§ **App and web page records**

--- START ---

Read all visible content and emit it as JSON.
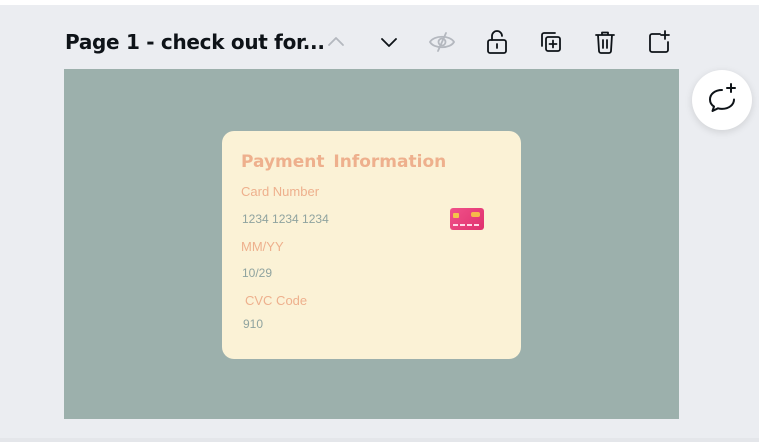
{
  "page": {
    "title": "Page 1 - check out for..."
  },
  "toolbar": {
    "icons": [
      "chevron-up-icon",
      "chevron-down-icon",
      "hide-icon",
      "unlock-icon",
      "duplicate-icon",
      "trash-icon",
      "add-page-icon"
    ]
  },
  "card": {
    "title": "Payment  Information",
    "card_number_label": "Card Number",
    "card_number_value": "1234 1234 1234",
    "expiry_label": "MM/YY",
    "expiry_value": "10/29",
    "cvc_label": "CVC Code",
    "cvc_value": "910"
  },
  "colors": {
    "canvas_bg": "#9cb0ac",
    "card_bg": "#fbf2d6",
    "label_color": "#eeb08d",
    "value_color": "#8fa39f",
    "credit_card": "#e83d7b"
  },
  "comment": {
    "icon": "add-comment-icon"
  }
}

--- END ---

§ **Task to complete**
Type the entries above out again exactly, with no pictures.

§ **Solved exercise**
Read all visible content and emit it as JSON.
{
  "page": {
    "title": "Page 1 - check out for..."
  },
  "toolbar": {
    "icons": [
      "chevron-up-icon",
      "chevron-down-icon",
      "hide-icon",
      "unlock-icon",
      "duplicate-icon",
      "trash-icon",
      "add-page-icon"
    ]
  },
  "card": {
    "title": "Payment  Information",
    "card_number_label": "Card Number",
    "card_number_value": "1234 1234 1234",
    "expiry_label": "MM/YY",
    "expiry_value": "10/29",
    "cvc_label": "CVC Code",
    "cvc_value": "910"
  },
  "colors": {
    "canvas_bg": "#9cb0ac",
    "card_bg": "#fbf2d6",
    "label_color": "#eeb08d",
    "value_color": "#8fa39f",
    "credit_card": "#e83d7b"
  },
  "comment": {
    "icon": "add-comment-icon"
  }
}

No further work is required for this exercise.